- **PROBLEM TO WORK ON**: Your answer should be an exact copy of all the entries, free of pictures.
★ ★ ★
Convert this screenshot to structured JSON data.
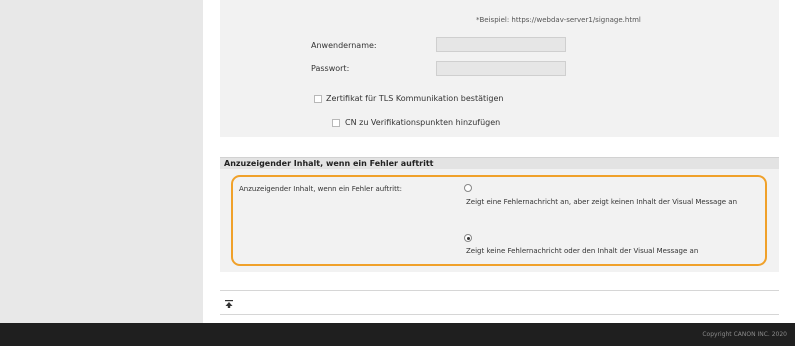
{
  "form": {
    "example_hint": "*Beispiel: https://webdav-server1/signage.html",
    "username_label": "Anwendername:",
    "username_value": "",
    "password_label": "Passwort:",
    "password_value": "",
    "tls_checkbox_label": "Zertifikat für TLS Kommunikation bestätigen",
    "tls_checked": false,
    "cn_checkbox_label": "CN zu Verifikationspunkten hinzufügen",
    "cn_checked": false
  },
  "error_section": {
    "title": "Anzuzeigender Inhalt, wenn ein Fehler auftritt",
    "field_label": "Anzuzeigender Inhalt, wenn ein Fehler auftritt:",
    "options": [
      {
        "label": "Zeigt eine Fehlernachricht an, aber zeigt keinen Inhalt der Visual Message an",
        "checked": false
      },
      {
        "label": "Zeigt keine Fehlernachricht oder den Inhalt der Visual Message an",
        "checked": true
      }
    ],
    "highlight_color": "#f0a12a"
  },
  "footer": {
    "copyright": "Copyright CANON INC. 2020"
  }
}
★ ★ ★
- **THE ANSWER**:
Convert this screenshot to structured JSON data.
{
  "form": {
    "example_hint": "*Beispiel: https://webdav-server1/signage.html",
    "username_label": "Anwendername:",
    "username_value": "",
    "password_label": "Passwort:",
    "password_value": "",
    "tls_checkbox_label": "Zertifikat für TLS Kommunikation bestätigen",
    "tls_checked": false,
    "cn_checkbox_label": "CN zu Verifikationspunkten hinzufügen",
    "cn_checked": false
  },
  "error_section": {
    "title": "Anzuzeigender Inhalt, wenn ein Fehler auftritt",
    "field_label": "Anzuzeigender Inhalt, wenn ein Fehler auftritt:",
    "options": [
      {
        "label": "Zeigt eine Fehlernachricht an, aber zeigt keinen Inhalt der Visual Message an",
        "checked": false
      },
      {
        "label": "Zeigt keine Fehlernachricht oder den Inhalt der Visual Message an",
        "checked": true
      }
    ],
    "highlight_color": "#f0a12a"
  },
  "footer": {
    "copyright": "Copyright CANON INC. 2020"
  }
}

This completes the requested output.